While screwball comedies have a reputation for this kind of lightweight entertainment, they often featured a commentary on wealth and status. In the depths of the Great Depression, these films often focused on pairing a wealthy person with a regular one. It’s not hard to imagine why this type of entertainment might have been popular when the country was suffering through double digit unemployment. Many films, like It Happened One Night, feature a wealthy person learning about life through interactions with a commoner. It Happened One Night is full of scenes where Peter helps a bumbling Ellie navigate the world outside the confines of her mansions yachts. In another film, My Man Godfrey, a dysfunctional, wealthy family learns about life through their interactions with a man who lives at the trash dump they’ve hired as a butler. In this way, many screwball comedies served as a piece of fantasy for people worried about their livelihoods. Romantic comedy couples with at least part of this dynamic are still common today. Pull up a list of modern romantic comedies and you’ll instantly see movies like Pretty Woman and Maid in Manhattan that feature a similar dynamic.

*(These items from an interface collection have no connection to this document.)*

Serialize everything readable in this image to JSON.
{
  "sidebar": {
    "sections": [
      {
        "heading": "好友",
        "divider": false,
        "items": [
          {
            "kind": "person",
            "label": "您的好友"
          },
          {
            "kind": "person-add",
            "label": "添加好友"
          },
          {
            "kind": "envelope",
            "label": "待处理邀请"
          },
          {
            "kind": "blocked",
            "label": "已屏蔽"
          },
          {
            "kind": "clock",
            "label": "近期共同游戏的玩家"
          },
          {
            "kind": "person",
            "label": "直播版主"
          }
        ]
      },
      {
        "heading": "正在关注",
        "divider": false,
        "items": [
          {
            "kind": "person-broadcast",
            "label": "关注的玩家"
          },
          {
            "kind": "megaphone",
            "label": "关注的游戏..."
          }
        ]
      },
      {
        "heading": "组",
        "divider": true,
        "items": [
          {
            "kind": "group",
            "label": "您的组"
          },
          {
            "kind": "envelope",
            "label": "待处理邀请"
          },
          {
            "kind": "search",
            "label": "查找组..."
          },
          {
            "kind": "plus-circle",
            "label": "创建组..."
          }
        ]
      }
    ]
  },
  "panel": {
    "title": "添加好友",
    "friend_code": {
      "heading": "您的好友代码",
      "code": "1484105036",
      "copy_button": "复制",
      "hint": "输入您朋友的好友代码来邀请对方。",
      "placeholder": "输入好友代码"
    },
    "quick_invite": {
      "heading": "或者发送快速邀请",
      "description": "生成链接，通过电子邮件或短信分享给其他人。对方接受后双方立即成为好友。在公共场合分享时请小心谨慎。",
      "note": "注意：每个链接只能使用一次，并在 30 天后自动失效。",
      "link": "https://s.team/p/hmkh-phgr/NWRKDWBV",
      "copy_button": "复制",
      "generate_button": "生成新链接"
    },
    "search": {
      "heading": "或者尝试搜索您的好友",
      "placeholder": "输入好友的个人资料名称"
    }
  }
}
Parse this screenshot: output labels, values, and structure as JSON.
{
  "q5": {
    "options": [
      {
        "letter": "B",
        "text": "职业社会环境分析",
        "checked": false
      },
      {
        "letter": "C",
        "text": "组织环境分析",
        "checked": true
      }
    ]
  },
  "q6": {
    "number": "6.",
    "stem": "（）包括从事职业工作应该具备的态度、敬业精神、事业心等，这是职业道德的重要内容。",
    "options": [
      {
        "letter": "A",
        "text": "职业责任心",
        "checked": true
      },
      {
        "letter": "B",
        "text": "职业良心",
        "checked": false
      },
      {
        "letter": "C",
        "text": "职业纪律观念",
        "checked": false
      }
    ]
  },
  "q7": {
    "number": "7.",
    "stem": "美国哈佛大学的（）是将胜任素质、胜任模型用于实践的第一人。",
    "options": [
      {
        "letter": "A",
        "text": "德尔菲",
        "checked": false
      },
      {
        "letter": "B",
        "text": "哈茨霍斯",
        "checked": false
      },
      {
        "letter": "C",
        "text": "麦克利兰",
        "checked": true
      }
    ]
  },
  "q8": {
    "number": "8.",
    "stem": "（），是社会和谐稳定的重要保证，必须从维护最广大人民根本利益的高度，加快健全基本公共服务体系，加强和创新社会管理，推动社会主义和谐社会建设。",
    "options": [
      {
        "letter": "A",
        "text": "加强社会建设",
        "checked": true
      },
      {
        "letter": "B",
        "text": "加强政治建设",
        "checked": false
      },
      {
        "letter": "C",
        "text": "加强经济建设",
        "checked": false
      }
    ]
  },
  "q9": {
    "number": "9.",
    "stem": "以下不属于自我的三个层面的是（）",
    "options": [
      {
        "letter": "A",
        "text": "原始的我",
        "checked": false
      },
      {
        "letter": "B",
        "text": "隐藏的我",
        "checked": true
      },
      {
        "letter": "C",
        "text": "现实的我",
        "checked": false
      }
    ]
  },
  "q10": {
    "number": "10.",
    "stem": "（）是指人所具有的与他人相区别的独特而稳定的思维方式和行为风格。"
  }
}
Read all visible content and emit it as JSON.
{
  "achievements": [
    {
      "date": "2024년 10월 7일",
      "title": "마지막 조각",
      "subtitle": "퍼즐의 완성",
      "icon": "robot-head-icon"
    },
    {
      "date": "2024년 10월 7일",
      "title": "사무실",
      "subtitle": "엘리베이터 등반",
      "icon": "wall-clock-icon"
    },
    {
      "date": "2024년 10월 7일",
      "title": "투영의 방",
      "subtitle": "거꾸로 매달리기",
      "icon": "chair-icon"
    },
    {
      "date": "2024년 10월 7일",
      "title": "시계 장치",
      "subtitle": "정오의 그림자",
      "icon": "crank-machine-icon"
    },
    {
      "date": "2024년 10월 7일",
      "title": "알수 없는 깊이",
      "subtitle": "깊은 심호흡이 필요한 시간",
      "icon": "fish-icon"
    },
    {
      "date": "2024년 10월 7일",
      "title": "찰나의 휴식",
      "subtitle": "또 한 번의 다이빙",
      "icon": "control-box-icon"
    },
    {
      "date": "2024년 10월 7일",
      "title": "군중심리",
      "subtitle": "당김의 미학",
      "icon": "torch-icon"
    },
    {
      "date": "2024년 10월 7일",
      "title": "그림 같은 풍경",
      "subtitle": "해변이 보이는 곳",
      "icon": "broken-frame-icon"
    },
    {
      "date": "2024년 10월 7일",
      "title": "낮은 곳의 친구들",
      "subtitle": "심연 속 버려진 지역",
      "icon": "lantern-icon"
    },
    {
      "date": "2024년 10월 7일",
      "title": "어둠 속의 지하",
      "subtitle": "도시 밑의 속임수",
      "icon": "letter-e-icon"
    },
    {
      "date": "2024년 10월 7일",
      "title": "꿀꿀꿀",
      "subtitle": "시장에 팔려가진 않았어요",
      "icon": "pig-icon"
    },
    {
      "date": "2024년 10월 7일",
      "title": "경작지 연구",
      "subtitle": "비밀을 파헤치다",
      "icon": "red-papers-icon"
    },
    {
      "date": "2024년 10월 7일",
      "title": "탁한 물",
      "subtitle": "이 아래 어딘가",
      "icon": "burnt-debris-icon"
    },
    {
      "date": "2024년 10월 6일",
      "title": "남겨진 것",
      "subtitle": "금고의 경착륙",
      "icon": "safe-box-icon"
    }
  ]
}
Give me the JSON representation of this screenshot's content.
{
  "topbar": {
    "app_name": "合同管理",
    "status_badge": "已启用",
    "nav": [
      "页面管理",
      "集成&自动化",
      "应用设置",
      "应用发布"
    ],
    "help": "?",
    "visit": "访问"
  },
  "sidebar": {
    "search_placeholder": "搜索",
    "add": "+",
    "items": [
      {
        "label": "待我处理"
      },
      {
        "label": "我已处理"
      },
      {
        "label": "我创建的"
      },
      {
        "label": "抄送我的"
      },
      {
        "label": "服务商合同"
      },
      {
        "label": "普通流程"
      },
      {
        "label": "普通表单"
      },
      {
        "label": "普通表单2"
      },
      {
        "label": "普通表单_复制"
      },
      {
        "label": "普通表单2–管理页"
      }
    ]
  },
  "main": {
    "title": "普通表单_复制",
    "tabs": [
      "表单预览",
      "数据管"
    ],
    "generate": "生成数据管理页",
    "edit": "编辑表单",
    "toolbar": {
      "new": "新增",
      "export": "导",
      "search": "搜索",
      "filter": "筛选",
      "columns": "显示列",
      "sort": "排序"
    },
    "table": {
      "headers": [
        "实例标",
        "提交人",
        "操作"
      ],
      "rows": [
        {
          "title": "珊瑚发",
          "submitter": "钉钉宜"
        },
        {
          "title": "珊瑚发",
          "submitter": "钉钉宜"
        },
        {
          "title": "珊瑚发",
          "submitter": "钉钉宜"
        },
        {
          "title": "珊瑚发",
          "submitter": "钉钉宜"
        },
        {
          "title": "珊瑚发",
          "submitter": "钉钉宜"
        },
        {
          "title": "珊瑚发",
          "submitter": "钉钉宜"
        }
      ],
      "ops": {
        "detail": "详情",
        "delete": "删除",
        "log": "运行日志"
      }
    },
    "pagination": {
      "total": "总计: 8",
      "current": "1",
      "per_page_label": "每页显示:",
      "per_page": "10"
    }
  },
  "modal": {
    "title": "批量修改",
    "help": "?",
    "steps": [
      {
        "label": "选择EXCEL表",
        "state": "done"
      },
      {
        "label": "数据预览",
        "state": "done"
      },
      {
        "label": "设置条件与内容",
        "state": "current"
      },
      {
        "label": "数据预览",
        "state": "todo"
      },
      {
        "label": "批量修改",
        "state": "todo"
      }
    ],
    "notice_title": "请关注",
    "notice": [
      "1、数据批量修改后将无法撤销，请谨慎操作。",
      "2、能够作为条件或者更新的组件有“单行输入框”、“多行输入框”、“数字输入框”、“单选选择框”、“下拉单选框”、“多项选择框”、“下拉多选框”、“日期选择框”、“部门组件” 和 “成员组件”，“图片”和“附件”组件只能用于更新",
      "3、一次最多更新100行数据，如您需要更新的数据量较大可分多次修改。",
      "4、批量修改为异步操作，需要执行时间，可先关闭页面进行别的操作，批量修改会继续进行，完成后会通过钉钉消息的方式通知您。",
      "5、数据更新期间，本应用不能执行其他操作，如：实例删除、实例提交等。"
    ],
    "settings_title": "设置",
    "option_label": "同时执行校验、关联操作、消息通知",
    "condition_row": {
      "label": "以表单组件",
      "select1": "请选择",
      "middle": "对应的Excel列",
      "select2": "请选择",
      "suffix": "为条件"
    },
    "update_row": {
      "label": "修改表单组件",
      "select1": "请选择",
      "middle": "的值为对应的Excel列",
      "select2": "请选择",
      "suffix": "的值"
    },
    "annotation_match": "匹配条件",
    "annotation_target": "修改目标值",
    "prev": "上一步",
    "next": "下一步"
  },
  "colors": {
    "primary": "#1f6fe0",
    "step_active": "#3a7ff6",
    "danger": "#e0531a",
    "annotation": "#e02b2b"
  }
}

As with any genealogy, when referring to It Happened One Night as a progenitor of screwball comedies and rom-coms is easy to dispute. All you have to do is go one generation further back in time to find even earlier influences. Still, the remarkable thing about It Happened One Night is how clearly we can see it reflected in all the movies it would come to influence. While there are older influences for both screwball comedy and rom-coms, it’s hard to dispute that It Happened One Night brought everything together in a singular package that was oft replicated but rarely surpassed thereafter.